The reports of the demise of the Zionist left in Israel were not at all greatly exaggerated. The Left, which sold its soul to the "Peace Process," could not survive its death (or, which is the same, thing, its adoption by the rightwing Kadima and Likud parties).

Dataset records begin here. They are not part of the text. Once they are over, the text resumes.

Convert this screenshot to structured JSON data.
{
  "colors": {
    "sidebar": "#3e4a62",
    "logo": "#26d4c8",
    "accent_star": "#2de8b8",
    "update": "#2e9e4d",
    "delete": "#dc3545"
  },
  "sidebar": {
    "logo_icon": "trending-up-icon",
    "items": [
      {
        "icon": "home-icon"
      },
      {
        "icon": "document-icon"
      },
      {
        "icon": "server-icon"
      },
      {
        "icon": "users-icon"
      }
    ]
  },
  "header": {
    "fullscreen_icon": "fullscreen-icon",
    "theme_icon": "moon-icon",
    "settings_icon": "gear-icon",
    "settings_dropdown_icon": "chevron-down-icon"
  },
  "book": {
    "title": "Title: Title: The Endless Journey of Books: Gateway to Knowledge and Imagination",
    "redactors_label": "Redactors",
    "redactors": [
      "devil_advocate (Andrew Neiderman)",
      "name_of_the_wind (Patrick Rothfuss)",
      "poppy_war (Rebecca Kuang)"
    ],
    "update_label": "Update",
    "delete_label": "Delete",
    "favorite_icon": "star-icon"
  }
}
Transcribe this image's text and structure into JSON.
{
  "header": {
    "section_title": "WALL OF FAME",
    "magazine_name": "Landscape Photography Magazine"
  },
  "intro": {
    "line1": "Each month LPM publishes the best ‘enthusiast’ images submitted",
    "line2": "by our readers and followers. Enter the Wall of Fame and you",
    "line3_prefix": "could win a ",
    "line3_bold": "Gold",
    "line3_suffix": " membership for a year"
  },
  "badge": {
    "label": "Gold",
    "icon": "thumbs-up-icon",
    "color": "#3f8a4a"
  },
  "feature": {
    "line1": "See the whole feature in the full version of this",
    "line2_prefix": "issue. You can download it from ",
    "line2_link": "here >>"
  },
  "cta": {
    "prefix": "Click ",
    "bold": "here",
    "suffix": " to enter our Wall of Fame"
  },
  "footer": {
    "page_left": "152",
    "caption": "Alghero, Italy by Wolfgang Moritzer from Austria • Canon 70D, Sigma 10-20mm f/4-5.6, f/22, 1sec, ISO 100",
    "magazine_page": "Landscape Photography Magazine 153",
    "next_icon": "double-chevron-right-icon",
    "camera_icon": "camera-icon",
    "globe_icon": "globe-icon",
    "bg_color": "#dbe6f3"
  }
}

The Zionist left "gave peace a chance at Camp David", and the Palestinians responded "by waging an Intifada of suicide bombers." It "gave peace a chance when the IDF withdrew from Gaza," and the Palestinians responded "by firing thousands of Kassam rockets." Frustrated by the Palestinians, hating the settlers (and the Russians, and the foreign workers, and the Mizrahiyim, and the "Dosim") the Zionist left – with a few important exceptions – escaped into its Gush Dan cocoon and its Tel-Aviv culture. The more socially-minded took on the problems such as the Environment, discrimination against Gays, the Sudanese refugees, etc., and forgot about the Palestinians. When the Israeli bombing of Gaza started, the Zionist left rallied around the flag, giving much-needed cover to the atrocities of the first few days of the war. And when those atrocities were documented by the world media, and Israeli NGOs, the majority of the Zionist left remained silent, only calling for an investigation after it had criticized, in harsh and intemperate tones, the report of an internationally respected Jewish jurist.
Who would have thought that the resurrection of the Zionist left – well, if not its actual redemption , then the beginning of its redemption – would have been caused by the displacement of a handful of Arabs in a neighborhood of Jerusalem, itself an old Israeli tradition? After all, while the Zionist left has consistently opposed many of the settlements (especially those whose founders were not of their own tribe), and while for years Peace Now's only raison d'être is its Settlement Watch, the anti-settlement activities of the Zionist Left have always been motivated by the desire to give peace a chance. For how could there be a "viable Palestinian state" with all those settlements preventing its creation?
It took the sickening injustice of Sheikh Jarrah – where the lawful Palestinian owners were evicted from their homes to make room for Jews on the basis of a principle that, if applied fairly, would evict hundreds of thousands of Jews from their homes to make room for Palestinians – to rouse the Zionist left. Not all of it, of course, but the numbers are growing at the weekly demonstrations. And these demonstrations, unlike the ones at Bil'in and Nil'in, have a good number of Zionist left demonstrators.
The police's violent suppression of the protests have brought the protestors support from unsuspected quarters. Amnon Rubinstein, who has behaved in recent years like an Israeli Alan Dershowitz, has criticized the police for their harsh treatment of protestors. Even the rightwing Yehuda Glick, the head of the Temple Mount faction, has defended their rights to non-violent demonstration.
But for me, the important issue is the protestors actions – especially the identity of the protesters and not the police's reactions.
In today's YNET article here, two of the protestors identified at Friday's protest are Prof. Moshe Halbertal of the Hebrew University, and Avner Inbar, a doctoral student in philosophy. (Note, as a reader's request, the link is to the English report, which does not mention Halbertal. In the Hebrew version here, Halbertal is quoted as saying the following:)
I came here because I oppose settlements in the Arab neighborhoods of East Jeursalem. I think they harm the coexistence in the city and constitute an obstacle to its partition.
For those of my readers with short memories, Inbar was one of Halbertal's students, and an author of the letter criticizing Halbertal's article against the Goldstone report. See below or here
Perhaps I am a sentimentalist, but there is something stirring when professor and student, rav and talmid, who have widely diverging views on the Gaza Offensive, stand together to protest against such a blatant injustice as the Sheikh Jarrah evictions. True, Halbertal's own comment is more pragmatic than principled, more consequentialist than deontological, to use the philosophy jargon. Still, I would like to think that the student turned to his teacher and recited Victor Laslo's classic line to Rick at the end of Casablanca:
"Welcome back to the fight. This time I know our side will win."
Let's hope that the Zionist left, and especially its intellectuals, are coming back to the fight. Not the fight over some elusive Peace Process which always, and only serves the interest of the Israeli Occupation. But the fight against rank and blatant injustice, theft of land, deprivation of liberty and resources, abuse of power, tyranny of the weak, the whole litany of complaints of the brutal and lengthy Occupation.
For as long as the Palestinian people cannot live as free people in their land, how can any decent person support the aspiration of Jews to live as free people in their own land?
Is one people's hope and freedom inferior to the other's?